Knights of Columbus Launches Ad Campaign as Middle Eastern Christians Face Crisis
Knights also urge Congress to act by passing H.R. 390
Contact: Joseph Cullen, 203-800-4923, firstname.lastname@example.org; Andrew Walther, 203-824-5412, email@example.com; both with Knights of Columbus
NEW HAVEN, Conn., May 31, 2017 /Christian Newswire/ -- With Christians facing increased pressure in the Middle East, the Knights of Columbus has launched a nationwide digital and television ad campaign to raise awareness and funds on their behalf.
A bus attack in Egypt last week resulted in almost 50 casualties. In Iraq, the situation has become dire, with money running out for food for the Christian refugees who fled ISIS. Without immediate support, Iraqi Church leaders warn that the country's Christian population – already 90 percent depleted – could be reduced to unsustainable levels.
"We must act and act quickly if Christianity is to survive in the Middle East," said Knights of Columbus CEO Carl Anderson. "Three years after ISIS rolled through their country, these minority communities of Christians could face extinction without our help, and if they disappear, the chance for a pluralism and tolerance of minorities will be increasingly lost in that country."
Anderson also said the Knights will match up to $1 million in donations. The commercial can be viewed here: youtu.be/Uhst4k2coCc
The Knights' commercial includes an appeal by Father Douglas Bazi, who headed the Mar Elia refugee center in Kurdistan and was himself previously kidnapped and tortured by terrorists in Iraq. In the commercial, Father Bazi notes: "Genocide is an easy word compared to what's happened to my people." He then adds a plea to the viewers: "Help my people and save my people."
The Christian population has fallen from as many as 1.5 million in 2003 to only about 200,000 today, according to the Chaldean Catholic Archdiocese of Erbil, which cares for the largest Christian population still in Iraq and the largest community of displaced Christians in the country (12,000 families). The archdiocese now faces a shortfall of $600,000 a month in food aid.
While ISIS has been pushed back in many places and Christian towns have been liberated, people have not been able to return because there is not enough money for reconstruction or security.
"We face a serious shortfall in the money needed just to cover the costs of providing food to the displaced Christians in our care," said Chaldean Archbishop Bashar Warda of Erbil. "Having to decide between rebuilding homes and feeding the displaced is not a choice; it is a potential death sentence for our Christian communities."

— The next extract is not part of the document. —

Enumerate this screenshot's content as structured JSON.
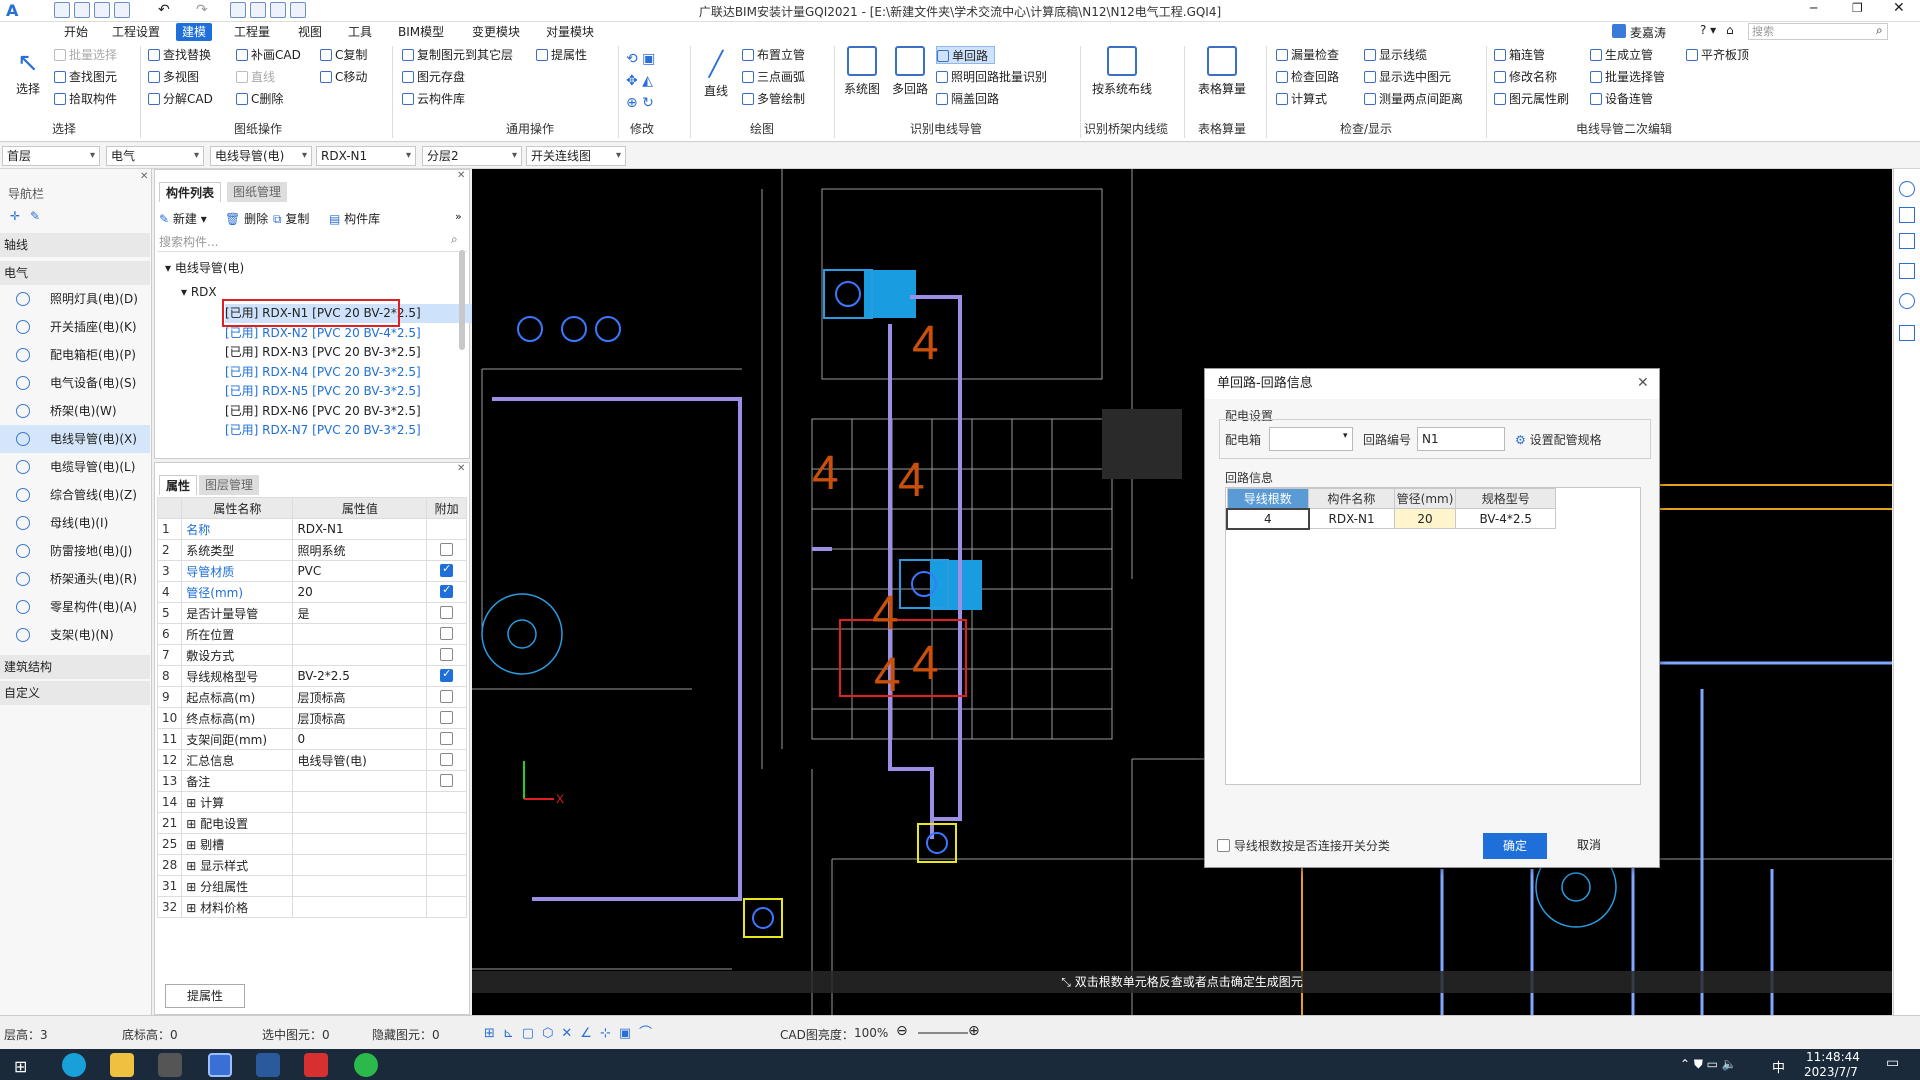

In addition to raising funds for the beleaguered Christian community in Iraq, the Knights of Columbus is also urging Congress to pass H.R. 390, which would help ensure that American government aid dollars reach Christians and other religious minority communities that faced genocide in Iraq and Syria.
The Knights of Columbus has donated more than $12 million for Christian refugee relief since 2014 in support of communities too often ignored by direct U.N. or U.S. government assistance. The bulk of the funding has aided Christian communities in Iraq with food, clothing, shelter and education, and has also helped threatened or displaced communities in Syria, Jordan, Lebanon and Egypt. Other religious minority groups targeted by ISIS, including Yazidis, have also been recipients of the Knights' aid.
The K of C will match donations received by July 1 up to $1 million, and 100 percent of the money raised will be used to assist with food programs for Christian refugees in Iraq. Donations can be made at www.ChristiansatRisk.org or by calling 1-800-694-5713 and are tax deductible to the extent allowed by law. Knights of Columbus Charities Inc. is recognized by the Internal Revenue Service as a charitable organization under section 501(c)3 of the Internal Revenue Code.
The Knights set a new all-time record for charitable donations in 2015, with more than $175 million in donations and more than 73.5 million hours of service valued at $1.7 billion.